WHAT THE EXERCISE ASKS — Set down the records below in full, exactly as they read.

(Component data from apps and pages)
———

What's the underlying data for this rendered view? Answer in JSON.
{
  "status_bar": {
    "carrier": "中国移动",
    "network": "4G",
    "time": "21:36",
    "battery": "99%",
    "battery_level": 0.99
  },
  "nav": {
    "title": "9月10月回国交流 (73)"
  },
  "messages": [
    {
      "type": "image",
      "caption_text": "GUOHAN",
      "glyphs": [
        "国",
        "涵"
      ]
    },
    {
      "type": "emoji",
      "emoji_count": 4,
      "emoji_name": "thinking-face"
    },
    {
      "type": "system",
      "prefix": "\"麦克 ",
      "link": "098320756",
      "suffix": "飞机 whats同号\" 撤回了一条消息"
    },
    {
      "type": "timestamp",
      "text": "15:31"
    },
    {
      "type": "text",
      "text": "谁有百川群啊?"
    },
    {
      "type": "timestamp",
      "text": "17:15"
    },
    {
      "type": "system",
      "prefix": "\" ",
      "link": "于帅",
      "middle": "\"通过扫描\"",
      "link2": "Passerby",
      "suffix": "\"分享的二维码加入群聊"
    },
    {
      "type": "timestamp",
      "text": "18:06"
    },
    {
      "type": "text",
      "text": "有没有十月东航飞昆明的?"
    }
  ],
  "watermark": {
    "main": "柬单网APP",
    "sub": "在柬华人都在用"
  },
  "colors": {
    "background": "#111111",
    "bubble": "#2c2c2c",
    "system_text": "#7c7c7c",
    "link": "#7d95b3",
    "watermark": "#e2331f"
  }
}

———

ANSWER SPACE —
What's the underlying data for this rendered view? Answer in JSON.
{
  "status_bar": {
    "carrier": "中国移动",
    "network": "4G",
    "time": "21:36",
    "battery": "99%",
    "battery_level": 0.99
  },
  "nav": {
    "title": "9月10月回国交流 (73)"
  },
  "messages": [
    {
      "type": "image",
      "caption_text": "GUOHAN",
      "glyphs": [
        "国",
        "涵"
      ]
    },
    {
      "type": "emoji",
      "emoji_count": 4,
      "emoji_name": "thinking-face"
    },
    {
      "type": "system",
      "prefix": "\"麦克 ",
      "link": "098320756",
      "suffix": "飞机 whats同号\" 撤回了一条消息"
    },
    {
      "type": "timestamp",
      "text": "15:31"
    },
    {
      "type": "text",
      "text": "谁有百川群啊?"
    },
    {
      "type": "timestamp",
      "text": "17:15"
    },
    {
      "type": "system",
      "prefix": "\" ",
      "link": "于帅",
      "middle": "\"通过扫描\"",
      "link2": "Passerby",
      "suffix": "\"分享的二维码加入群聊"
    },
    {
      "type": "timestamp",
      "text": "18:06"
    },
    {
      "type": "text",
      "text": "有没有十月东航飞昆明的?"
    }
  ],
  "watermark": {
    "main": "柬单网APP",
    "sub": "在柬华人都在用"
  },
  "colors": {
    "background": "#111111",
    "bubble": "#2c2c2c",
    "system_text": "#7c7c7c",
    "link": "#7d95b3",
    "watermark": "#e2331f"
  }
}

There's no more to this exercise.